━━ Material provided ━━

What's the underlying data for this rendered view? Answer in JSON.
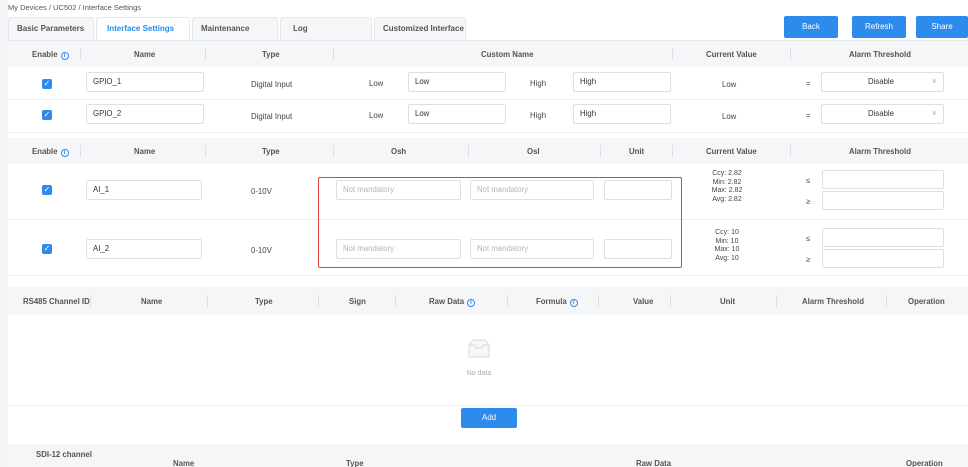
{
  "breadcrumb": {
    "root": "My Devices",
    "device": "UC502",
    "page": "Interface Settings"
  },
  "tabs": [
    {
      "label": "Basic Parameters"
    },
    {
      "label": "Interface Settings"
    },
    {
      "label": "Maintenance"
    },
    {
      "label": "Log"
    },
    {
      "label": "Customized Interface"
    }
  ],
  "actions": {
    "back": "Back",
    "refresh": "Refresh",
    "share": "Share"
  },
  "gpio": {
    "headers": {
      "enable": "Enable",
      "name": "Name",
      "type": "Type",
      "custom_name": "Custom Name",
      "current_value": "Current Value",
      "alarm_threshold": "Alarm Threshold"
    },
    "rows": [
      {
        "name": "GPIO_1",
        "type": "Digital Input",
        "low_label": "Low",
        "low_value": "Low",
        "high_label": "High",
        "high_value": "High",
        "current": "Low",
        "op": "=",
        "alarm": "Disable"
      },
      {
        "name": "GPIO_2",
        "type": "Digital Input",
        "low_label": "Low",
        "low_value": "Low",
        "high_label": "High",
        "high_value": "High",
        "current": "Low",
        "op": "=",
        "alarm": "Disable"
      }
    ]
  },
  "analog": {
    "headers": {
      "enable": "Enable",
      "name": "Name",
      "type": "Type",
      "osh": "Osh",
      "osl": "Osl",
      "unit": "Unit",
      "current_value": "Current Value",
      "alarm_threshold": "Alarm Threshold"
    },
    "rows": [
      {
        "name": "AI_1",
        "type": "0-10V",
        "osh_placeholder": "Not mandatory",
        "osl_placeholder": "Not mandatory",
        "ccy": "Ccy: 2.82",
        "min": "Min: 2.82",
        "max": "Max: 2.82",
        "avg": "Avg: 2.82",
        "le": "≤",
        "ge": "≥"
      },
      {
        "name": "AI_2",
        "type": "0-10V",
        "osh_placeholder": "Not mandatory",
        "osl_placeholder": "Not mandatory",
        "ccy": "Ccy: 10",
        "min": "Min: 10",
        "max": "Max: 10",
        "avg": "Avg: 10",
        "le": "≤",
        "ge": "≥"
      }
    ]
  },
  "rs485": {
    "headers": {
      "channel_id": "RS485 Channel ID",
      "name": "Name",
      "type": "Type",
      "sign": "Sign",
      "raw_data": "Raw Data",
      "formula": "Formula",
      "value": "Value",
      "unit": "Unit",
      "alarm_threshold": "Alarm Threshold",
      "operation": "Operation"
    },
    "empty_text": "No data",
    "add_label": "Add"
  },
  "sdi12": {
    "headers": {
      "channel": "SDI-12 channel",
      "name": "Name",
      "type": "Type",
      "raw_data": "Raw Data",
      "operation": "Operation"
    }
  },
  "colors": {
    "accent": "#2d8ceb",
    "highlight_border": "#e0403a"
  },
  "icons": {
    "info": "info-circle-icon",
    "checkbox": "checkbox-checked-icon",
    "dropdown": "chevron-down-icon",
    "empty": "empty-inbox-icon"
  }
}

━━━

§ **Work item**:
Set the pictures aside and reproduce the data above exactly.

§ **Expected answer**:
What's the underlying data for this rendered view? Answer in JSON.
{
  "breadcrumb": {
    "root": "My Devices",
    "device": "UC502",
    "page": "Interface Settings"
  },
  "tabs": [
    {
      "label": "Basic Parameters"
    },
    {
      "label": "Interface Settings"
    },
    {
      "label": "Maintenance"
    },
    {
      "label": "Log"
    },
    {
      "label": "Customized Interface"
    }
  ],
  "actions": {
    "back": "Back",
    "refresh": "Refresh",
    "share": "Share"
  },
  "gpio": {
    "headers": {
      "enable": "Enable",
      "name": "Name",
      "type": "Type",
      "custom_name": "Custom Name",
      "current_value": "Current Value",
      "alarm_threshold": "Alarm Threshold"
    },
    "rows": [
      {
        "name": "GPIO_1",
        "type": "Digital Input",
        "low_label": "Low",
        "low_value": "Low",
        "high_label": "High",
        "high_value": "High",
        "current": "Low",
        "op": "=",
        "alarm": "Disable"
      },
      {
        "name": "GPIO_2",
        "type": "Digital Input",
        "low_label": "Low",
        "low_value": "Low",
        "high_label": "High",
        "high_value": "High",
        "current": "Low",
        "op": "=",
        "alarm": "Disable"
      }
    ]
  },
  "analog": {
    "headers": {
      "enable": "Enable",
      "name": "Name",
      "type": "Type",
      "osh": "Osh",
      "osl": "Osl",
      "unit": "Unit",
      "current_value": "Current Value",
      "alarm_threshold": "Alarm Threshold"
    },
    "rows": [
      {
        "name": "AI_1",
        "type": "0-10V",
        "osh_placeholder": "Not mandatory",
        "osl_placeholder": "Not mandatory",
        "ccy": "Ccy: 2.82",
        "min": "Min: 2.82",
        "max": "Max: 2.82",
        "avg": "Avg: 2.82",
        "le": "≤",
        "ge": "≥"
      },
      {
        "name": "AI_2",
        "type": "0-10V",
        "osh_placeholder": "Not mandatory",
        "osl_placeholder": "Not mandatory",
        "ccy": "Ccy: 10",
        "min": "Min: 10",
        "max": "Max: 10",
        "avg": "Avg: 10",
        "le": "≤",
        "ge": "≥"
      }
    ]
  },
  "rs485": {
    "headers": {
      "channel_id": "RS485 Channel ID",
      "name": "Name",
      "type": "Type",
      "sign": "Sign",
      "raw_data": "Raw Data",
      "formula": "Formula",
      "value": "Value",
      "unit": "Unit",
      "alarm_threshold": "Alarm Threshold",
      "operation": "Operation"
    },
    "empty_text": "No data",
    "add_label": "Add"
  },
  "sdi12": {
    "headers": {
      "channel": "SDI-12 channel",
      "name": "Name",
      "type": "Type",
      "raw_data": "Raw Data",
      "operation": "Operation"
    }
  },
  "colors": {
    "accent": "#2d8ceb",
    "highlight_border": "#e0403a"
  },
  "icons": {
    "info": "info-circle-icon",
    "checkbox": "checkbox-checked-icon",
    "dropdown": "chevron-down-icon",
    "empty": "empty-inbox-icon"
  }
}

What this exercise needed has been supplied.